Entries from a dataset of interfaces
++++++++++
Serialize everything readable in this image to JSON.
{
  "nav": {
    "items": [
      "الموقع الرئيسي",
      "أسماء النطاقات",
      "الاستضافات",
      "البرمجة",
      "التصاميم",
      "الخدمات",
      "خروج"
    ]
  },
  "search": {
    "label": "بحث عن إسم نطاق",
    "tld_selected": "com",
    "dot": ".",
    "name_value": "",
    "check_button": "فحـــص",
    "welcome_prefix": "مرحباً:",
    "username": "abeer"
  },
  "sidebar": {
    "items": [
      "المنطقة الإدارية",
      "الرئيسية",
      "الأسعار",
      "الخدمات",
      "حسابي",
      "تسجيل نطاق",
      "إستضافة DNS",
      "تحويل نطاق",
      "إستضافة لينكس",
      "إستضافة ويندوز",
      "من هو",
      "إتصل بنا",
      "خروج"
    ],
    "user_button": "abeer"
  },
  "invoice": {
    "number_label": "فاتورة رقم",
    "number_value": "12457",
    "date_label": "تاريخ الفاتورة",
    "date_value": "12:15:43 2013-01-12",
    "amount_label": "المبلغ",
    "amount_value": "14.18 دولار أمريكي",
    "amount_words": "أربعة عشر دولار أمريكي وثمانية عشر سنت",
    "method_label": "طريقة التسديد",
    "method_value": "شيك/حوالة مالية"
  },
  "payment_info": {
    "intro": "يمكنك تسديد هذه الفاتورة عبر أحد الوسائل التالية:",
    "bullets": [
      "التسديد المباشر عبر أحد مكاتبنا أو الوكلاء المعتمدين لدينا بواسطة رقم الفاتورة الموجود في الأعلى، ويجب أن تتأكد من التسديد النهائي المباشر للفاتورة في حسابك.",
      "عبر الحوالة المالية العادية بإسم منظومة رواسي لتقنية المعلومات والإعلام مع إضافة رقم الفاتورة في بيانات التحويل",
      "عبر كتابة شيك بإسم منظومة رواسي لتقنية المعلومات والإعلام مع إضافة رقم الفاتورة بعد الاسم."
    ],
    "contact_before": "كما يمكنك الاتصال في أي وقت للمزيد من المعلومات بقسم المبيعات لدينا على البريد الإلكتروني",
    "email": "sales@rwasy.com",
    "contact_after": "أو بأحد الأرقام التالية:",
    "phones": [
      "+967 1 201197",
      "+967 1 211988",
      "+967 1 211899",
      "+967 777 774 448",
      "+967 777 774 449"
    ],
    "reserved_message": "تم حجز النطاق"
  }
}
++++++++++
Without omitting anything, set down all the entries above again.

◆ Output of the task:
Serialize everything readable in this image to JSON.
{
  "nav": {
    "items": [
      "الموقع الرئيسي",
      "أسماء النطاقات",
      "الاستضافات",
      "البرمجة",
      "التصاميم",
      "الخدمات",
      "خروج"
    ]
  },
  "search": {
    "label": "بحث عن إسم نطاق",
    "tld_selected": "com",
    "dot": ".",
    "name_value": "",
    "check_button": "فحـــص",
    "welcome_prefix": "مرحباً:",
    "username": "abeer"
  },
  "sidebar": {
    "items": [
      "المنطقة الإدارية",
      "الرئيسية",
      "الأسعار",
      "الخدمات",
      "حسابي",
      "تسجيل نطاق",
      "إستضافة DNS",
      "تحويل نطاق",
      "إستضافة لينكس",
      "إستضافة ويندوز",
      "من هو",
      "إتصل بنا",
      "خروج"
    ],
    "user_button": "abeer"
  },
  "invoice": {
    "number_label": "فاتورة رقم",
    "number_value": "12457",
    "date_label": "تاريخ الفاتورة",
    "date_value": "12:15:43 2013-01-12",
    "amount_label": "المبلغ",
    "amount_value": "14.18 دولار أمريكي",
    "amount_words": "أربعة عشر دولار أمريكي وثمانية عشر سنت",
    "method_label": "طريقة التسديد",
    "method_value": "شيك/حوالة مالية"
  },
  "payment_info": {
    "intro": "يمكنك تسديد هذه الفاتورة عبر أحد الوسائل التالية:",
    "bullets": [
      "التسديد المباشر عبر أحد مكاتبنا أو الوكلاء المعتمدين لدينا بواسطة رقم الفاتورة الموجود في الأعلى، ويجب أن تتأكد من التسديد النهائي المباشر للفاتورة في حسابك.",
      "عبر الحوالة المالية العادية بإسم منظومة رواسي لتقنية المعلومات والإعلام مع إضافة رقم الفاتورة في بيانات التحويل",
      "عبر كتابة شيك بإسم منظومة رواسي لتقنية المعلومات والإعلام مع إضافة رقم الفاتورة بعد الاسم."
    ],
    "contact_before": "كما يمكنك الاتصال في أي وقت للمزيد من المعلومات بقسم المبيعات لدينا على البريد الإلكتروني",
    "email": "sales@rwasy.com",
    "contact_after": "أو بأحد الأرقام التالية:",
    "phones": [
      "+967 1 201197",
      "+967 1 211988",
      "+967 1 211899",
      "+967 777 774 448",
      "+967 777 774 449"
    ],
    "reserved_message": "تم حجز النطاق"
  }
}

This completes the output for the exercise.